** What is required **
Copy out each line of the entries below in which the string "vragen" appears.

** Data for the task **
——
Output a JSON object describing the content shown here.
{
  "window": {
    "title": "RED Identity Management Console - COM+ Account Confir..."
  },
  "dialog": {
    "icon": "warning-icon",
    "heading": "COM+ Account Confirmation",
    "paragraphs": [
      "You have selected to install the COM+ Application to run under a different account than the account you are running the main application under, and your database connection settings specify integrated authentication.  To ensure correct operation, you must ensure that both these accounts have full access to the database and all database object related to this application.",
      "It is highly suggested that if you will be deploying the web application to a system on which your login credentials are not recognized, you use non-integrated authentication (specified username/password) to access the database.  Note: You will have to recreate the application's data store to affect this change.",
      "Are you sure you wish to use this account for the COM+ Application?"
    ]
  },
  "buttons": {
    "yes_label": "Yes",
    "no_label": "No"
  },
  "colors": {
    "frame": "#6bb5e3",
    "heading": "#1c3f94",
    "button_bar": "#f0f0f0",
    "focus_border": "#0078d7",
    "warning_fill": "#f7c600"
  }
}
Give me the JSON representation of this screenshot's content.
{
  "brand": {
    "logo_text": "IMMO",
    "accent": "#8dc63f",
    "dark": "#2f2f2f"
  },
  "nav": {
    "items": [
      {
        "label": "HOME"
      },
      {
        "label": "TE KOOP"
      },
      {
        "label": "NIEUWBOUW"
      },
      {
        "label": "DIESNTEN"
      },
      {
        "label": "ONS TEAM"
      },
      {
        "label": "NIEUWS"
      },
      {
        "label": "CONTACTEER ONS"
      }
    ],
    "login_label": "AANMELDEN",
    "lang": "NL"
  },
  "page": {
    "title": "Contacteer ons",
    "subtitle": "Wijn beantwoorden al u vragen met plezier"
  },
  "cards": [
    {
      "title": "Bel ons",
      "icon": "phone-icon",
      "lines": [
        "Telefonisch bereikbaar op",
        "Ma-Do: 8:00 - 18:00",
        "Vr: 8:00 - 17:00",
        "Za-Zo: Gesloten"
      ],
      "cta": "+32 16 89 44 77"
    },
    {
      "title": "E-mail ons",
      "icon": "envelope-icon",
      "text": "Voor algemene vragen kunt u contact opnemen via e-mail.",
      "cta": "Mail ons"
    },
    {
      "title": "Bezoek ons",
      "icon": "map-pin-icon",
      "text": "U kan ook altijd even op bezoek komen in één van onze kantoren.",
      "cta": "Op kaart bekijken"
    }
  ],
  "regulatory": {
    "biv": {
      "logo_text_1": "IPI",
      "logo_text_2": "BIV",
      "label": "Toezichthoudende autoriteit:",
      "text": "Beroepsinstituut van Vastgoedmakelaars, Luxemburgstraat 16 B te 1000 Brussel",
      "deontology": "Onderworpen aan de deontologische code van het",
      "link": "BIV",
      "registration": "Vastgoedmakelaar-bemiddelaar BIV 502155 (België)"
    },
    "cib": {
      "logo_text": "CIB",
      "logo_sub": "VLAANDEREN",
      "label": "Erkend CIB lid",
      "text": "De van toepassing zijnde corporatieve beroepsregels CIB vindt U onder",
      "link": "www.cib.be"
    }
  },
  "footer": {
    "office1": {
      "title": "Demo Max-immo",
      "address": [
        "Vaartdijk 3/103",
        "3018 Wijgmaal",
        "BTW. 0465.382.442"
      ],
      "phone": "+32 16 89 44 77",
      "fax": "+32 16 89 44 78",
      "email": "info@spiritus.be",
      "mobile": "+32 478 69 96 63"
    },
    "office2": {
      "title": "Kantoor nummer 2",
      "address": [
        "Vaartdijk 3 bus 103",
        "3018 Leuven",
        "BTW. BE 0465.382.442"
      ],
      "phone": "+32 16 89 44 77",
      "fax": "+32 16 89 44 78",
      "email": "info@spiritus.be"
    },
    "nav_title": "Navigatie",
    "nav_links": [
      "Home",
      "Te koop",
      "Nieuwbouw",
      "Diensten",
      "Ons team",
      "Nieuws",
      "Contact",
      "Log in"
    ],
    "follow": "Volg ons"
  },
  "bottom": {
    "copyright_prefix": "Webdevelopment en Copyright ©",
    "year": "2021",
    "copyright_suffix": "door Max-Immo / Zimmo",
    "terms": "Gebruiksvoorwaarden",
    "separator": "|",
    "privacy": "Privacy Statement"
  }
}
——
** Response below **
    "subtitle": "Wijn beantwoorden al u vragen met plezier"
      "text": "Voor algemene vragen kunt u contact opnemen via e-mail.",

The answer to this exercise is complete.